Guo Zhiyuan is a professor of Law at China University of Political Science and Law (CUPL) in Beijing, where she specializes in Criminal Procedure, Evidence, International Human Rights Law and Law and Society Studies. She is the Vice Dean of the College of Criminal Justice, Deputy Director of the Center for Criminal Law and Justice, CUPL, Adjunct Professor at Buffalo State College, US and Chinese University of Hong Kong. She is also a Non-resident Senior Research Fellow at US-Asia Law Institute, New York University School of Law. Her research interests include Exclusionary Rules of Evidence, Plea Bargaining, Lay Participation, Effective Counsel, Criminal Mental Health Law and Anti-Corruption Policies in China.
Sungmoon Kim is a professor of political theory at the City University of Hong Kong, where he also serves as Associate Dean of the College of Liberal Arts and Social Sciences and Director of the Center for East Asian and Comparative Philosophy. He specializes in Confucian democratic and constitutional theory and East Asian political thought, and is the author of six books, including Confucian Constitutionalism: Dignity, Rights, and Democracy (Oxford University Press, 2023), Theorizing Confucian Virtue Politics: The Political Philosophy of Mencius and Xunzi (Cambridge University Press, 2020), and Democracy After Virtue: Toward Pragmatic Confucian Democracy (Oxford University Press, 2018).
Susan Trevaskes is a professor of Chinese Studies at Griffith University and a Fellow of the Australian Academy of the Humanities (FAHA). Her research includes the first books in English on criminal courts in contemporary China (2007), policing serious crime in China (2010), and death penalty reform in China (2012). Her co-edited volumes include The Politics of Law and Stability in China (2014), Legal Reforms and Deprivation of Liberty in Contemporary China (2016), Justice: the China Experience (2017) and The Party and the Law in China: Ideology and Organisation (2020). Her current Australian Research Council (ARC) project (with Delia Lin) is on Chinese governance in the Xi Jinping era.

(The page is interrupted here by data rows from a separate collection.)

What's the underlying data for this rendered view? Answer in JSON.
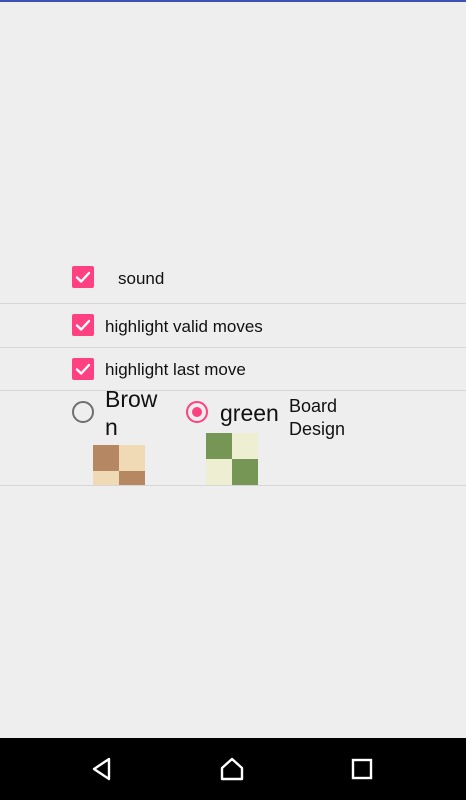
{
  "colors": {
    "accent": "#ff4081",
    "radio_unselected": "#6f6f6f",
    "background": "#eeeeee",
    "navbar": "#000000"
  },
  "settings": {
    "sound_label": "sound",
    "sound_checked": true,
    "highlight_valid_label": "highlight valid moves",
    "highlight_valid_checked": true,
    "highlight_last_label": "highlight last move",
    "highlight_last_checked": true
  },
  "board_design": {
    "label_line1": "Board",
    "label_line2": "Design",
    "options": [
      {
        "label_line1": "Brow",
        "label_line2": "n",
        "selected": false,
        "colors": [
          "#b58863",
          "#f0d9b5",
          "#f0d9b5",
          "#b58863"
        ]
      },
      {
        "label": "green",
        "selected": true,
        "colors": [
          "#769656",
          "#eeeed2",
          "#eeeed2",
          "#769656"
        ]
      }
    ]
  },
  "navbar": {
    "icons": [
      "back-icon",
      "home-icon",
      "recents-icon"
    ]
  }
}
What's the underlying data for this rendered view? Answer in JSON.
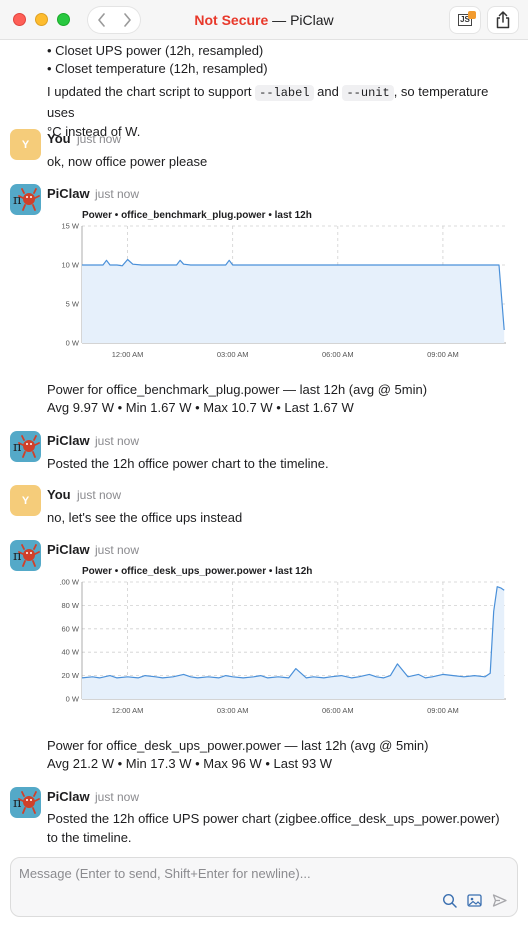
{
  "window": {
    "insecure_label": "Not Secure",
    "separator": "—",
    "app_name": "PiClaw"
  },
  "icons": {
    "back": "chevron-left-icon",
    "forward": "chevron-right-icon",
    "js": "js-toggle-icon",
    "share": "share-icon",
    "search": "search-icon",
    "image": "image-icon",
    "send": "send-icon"
  },
  "colors": {
    "not_secure": "#e8392b",
    "user_avatar": "#f5cc7a",
    "bot_avatar": "#54a9c8",
    "chart_line": "#4a90d9",
    "chart_fill": "#e6f0fb"
  },
  "prior": {
    "bullet1": "• Closet UPS power (12h, resampled)",
    "bullet2": "• Closet temperature (12h, resampled)",
    "text_a": "I updated the chart script to support ",
    "code1": "--label",
    "text_b": " and ",
    "code2": "--unit",
    "text_c": ", so temperature uses",
    "text_d": "°C instead of W."
  },
  "messages": [
    {
      "avatar": "Y",
      "sender": "You",
      "time": "just now",
      "text": "ok, now office power please"
    },
    {
      "avatar": "",
      "sender": "PiClaw",
      "time": "just now",
      "caption1": "Power for office_benchmark_plug.power — last 12h (avg @ 5min)",
      "caption2": "Avg 9.97 W • Min 1.67 W • Max 10.7 W • Last 1.67 W"
    },
    {
      "avatar": "",
      "sender": "PiClaw",
      "time": "just now",
      "text": "Posted the 12h office power chart to the timeline."
    },
    {
      "avatar": "Y",
      "sender": "You",
      "time": "just now",
      "text": "no, let's see the office ups instead"
    },
    {
      "avatar": "",
      "sender": "PiClaw",
      "time": "just now",
      "caption1": "Power for office_desk_ups_power.power — last 12h (avg @ 5min)",
      "caption2": "Avg 21.2 W • Min 17.3 W • Max 96 W • Last 93 W"
    },
    {
      "avatar": "",
      "sender": "PiClaw",
      "time": "just now",
      "text": "Posted the 12h office UPS power chart (zigbee.office_desk_ups_power.power) to the timeline."
    }
  ],
  "composer": {
    "placeholder": "Message (Enter to send, Shift+Enter for newline)..."
  },
  "chart_data": [
    {
      "type": "area",
      "title": "Power • office_benchmark_plug.power • last 12h",
      "x_ticks": [
        "12:00 AM",
        "03:00 AM",
        "06:00 AM",
        "09:00 AM"
      ],
      "y_ticks": [
        "0 W",
        "5 W",
        "10 W",
        "15 W"
      ],
      "ylim": [
        0,
        15
      ],
      "x_range_hours": [
        -1.3,
        10.8
      ],
      "grid": true,
      "series": [
        {
          "x": [
            -1.3,
            -0.7,
            -0.6,
            -0.5,
            -0.3,
            -0.15,
            0.0,
            0.15,
            0.4,
            1.4,
            1.5,
            1.6,
            1.8,
            2.8,
            2.9,
            3.0,
            3.3,
            4.0,
            6.0,
            8.0,
            10.0,
            10.6,
            10.75
          ],
          "y": [
            10.0,
            10.0,
            10.6,
            10.0,
            10.0,
            9.9,
            10.7,
            10.1,
            10.0,
            10.0,
            10.6,
            10.1,
            10.0,
            10.0,
            10.6,
            10.0,
            10.0,
            10.0,
            10.0,
            10.0,
            10.0,
            10.0,
            1.67
          ]
        }
      ]
    },
    {
      "type": "area",
      "title": "Power • office_desk_ups_power.power • last 12h",
      "x_ticks": [
        "12:00 AM",
        "03:00 AM",
        "06:00 AM",
        "09:00 AM"
      ],
      "y_ticks": [
        "0 W",
        "20 W",
        "40 W",
        "60 W",
        "80 W",
        "100 W"
      ],
      "ylim": [
        0,
        100
      ],
      "x_range_hours": [
        -1.3,
        10.8
      ],
      "grid": true,
      "series": [
        {
          "x": [
            -1.3,
            -1.0,
            -0.8,
            -0.5,
            -0.3,
            0.0,
            0.3,
            0.5,
            0.8,
            1.0,
            1.3,
            1.6,
            1.8,
            2.0,
            2.3,
            2.6,
            2.8,
            3.0,
            3.3,
            3.6,
            3.8,
            4.0,
            4.3,
            4.6,
            4.8,
            5.1,
            5.3,
            5.6,
            5.8,
            6.1,
            6.4,
            6.6,
            6.9,
            7.1,
            7.3,
            7.5,
            7.7,
            8.0,
            8.3,
            8.5,
            8.7,
            9.0,
            9.3,
            9.6,
            9.9,
            10.2,
            10.35,
            10.45,
            10.55,
            10.65,
            10.75
          ],
          "y": [
            18,
            19,
            18,
            20,
            18,
            19,
            18,
            20,
            19,
            18,
            19,
            21,
            19,
            18,
            19,
            18,
            20,
            19,
            18,
            19,
            20,
            18,
            19,
            18,
            26,
            18,
            19,
            18,
            19,
            20,
            18,
            19,
            21,
            19,
            18,
            20,
            30,
            19,
            21,
            18,
            19,
            21,
            20,
            19,
            20,
            19,
            22,
            75,
            96,
            95,
            93
          ]
        }
      ]
    }
  ]
}
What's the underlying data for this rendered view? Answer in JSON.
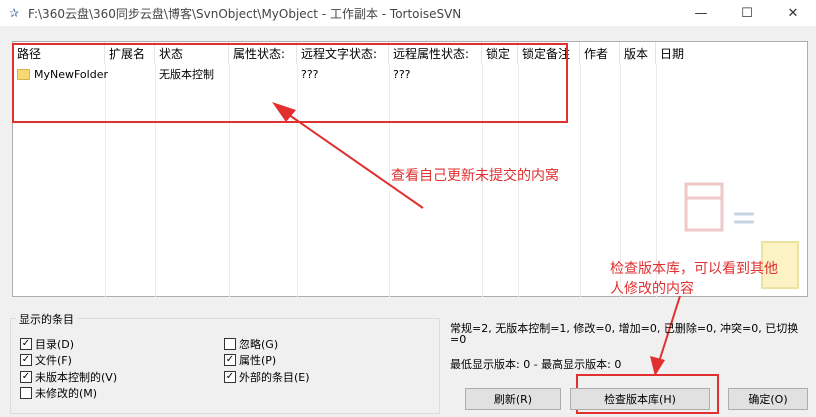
{
  "window": {
    "title": "F:\\360云盘\\360同步云盘\\博客\\SvnObject\\MyObject - 工作副本 - TortoiseSVN",
    "minimize": "—",
    "maximize": "☐",
    "close": "✕"
  },
  "list": {
    "columns": [
      "路径",
      "扩展名",
      "状态",
      "属性状态:",
      "远程文字状态:",
      "远程属性状态:",
      "锁定",
      "锁定备注",
      "作者",
      "版本",
      "日期"
    ],
    "rows": [
      {
        "path": "MyNewFolder",
        "ext": "",
        "status": "无版本控制",
        "prop_status": "",
        "remote_text": "???",
        "remote_prop": "???"
      }
    ]
  },
  "annotations": {
    "note1": "查看自己更新未提交的内窝",
    "note2_line1": "检查版本库，可以看到其他",
    "note2_line2": "人修改的内容"
  },
  "show_items": {
    "title": "显示的条目",
    "items": [
      {
        "label": "目录(D)",
        "checked": true
      },
      {
        "label": "文件(F)",
        "checked": true
      },
      {
        "label": "未版本控制的(V)",
        "checked": true
      },
      {
        "label": "未修改的(M)",
        "checked": false
      },
      {
        "label": "忽略(G)",
        "checked": false
      },
      {
        "label": "属性(P)",
        "checked": true
      },
      {
        "label": "外部的条目(E)",
        "checked": true
      }
    ]
  },
  "status": {
    "summary_line1": "常规=2, 无版本控制=1, 修改=0, 增加=0, 已删除=0, 冲突=0, 已切换",
    "summary_line2": "=0",
    "versions": "最低显示版本: 0 - 最高显示版本: 0"
  },
  "buttons": {
    "refresh": "刷新(R)",
    "check_repo": "检查版本库(H)",
    "ok": "确定(O)"
  },
  "colors": {
    "annotation": "#e03030",
    "folder": "#f8d775"
  }
}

Delia Lin is Associate Professor of Chinese Studies at the University of Melbourne. She is a Deputy Director of the Centre for Contemporary Chinese Studies in Asia Institute. Delia’s research centres on discourse, ideology and social governance in a changing China. Her current Chiang Ching-Kuo Foundation project (with Sue Trevaskes) focuses on ideology and education in Xi Jinping’s China. She is a Chief Investigator in two ARC projects, one on China’s governance revolution and the other on the nexus between elite and public opinions.
Rowan Callick OBE FAIIA is an Industry Fellow at Griffith University’s Asia Institute, and an expert associate at the Australian Security College at the Australian National University. He grew up in England, then managed a publishing group in Papua New Guinea for 10 years. He was China Correspondent for both The Australian Financial Review and for The Australian (twice), and Asia-Pacific Editor for each paper. He is an advisory board member of the National Foundation for Australia-China Relations and of La Trobe: Asia. He won two Walkley Awards and the Graham Perkin Award for Australian Journalist of the Year, and received the OBE, commended by the PNG government. He has written three books on contemporary China, each published in English and Chinese, including “Party Time: Who Runs China and How” (titled by Palgrave Macmillan “The Party Forever: Inside China’s Modern Communist Elite”).
Samuli Seppänen is an associate professor at the Faculty of Law of the Chinese University of Hong Kong. His research interests include Chinese legal and political thought and developmental and China-related aspects of international law. He holds an S.J.D. degree from Harvard University and an LL.M. degree from the University of Helsinki.
Haig Patapan is Professor in the School of Government and International Relations, Griffith University. His research interests are in democratic theory and practice, political philosophy, political leadership and comparative constitutionalism. His recent books include A Dangerous Passion (SUNY 2021) examining the importance of honour for political leaders and Modern Philosopher Kings: Wisdom and Power in Politics (Edinburgh University Press, 2023), exploring modern attempts to resolve the enduring question of whether it is possible to combine wisdom and power to secure justice. Professor Patapan is a Fellow of the Academy of Social Sciences in Australia. He has received a number of awards, including an Australian Prime Ministers Centre Fellowship, a Senior Fulbright Scholarship at the Center for Public Leadership, Harvard Kennedy School of Government, an Isaac Manasseh Meyer Fellowship, the National University of Singapore, and most recently a Visiting Fellowship, Australian Center for Federalism, Australian National University.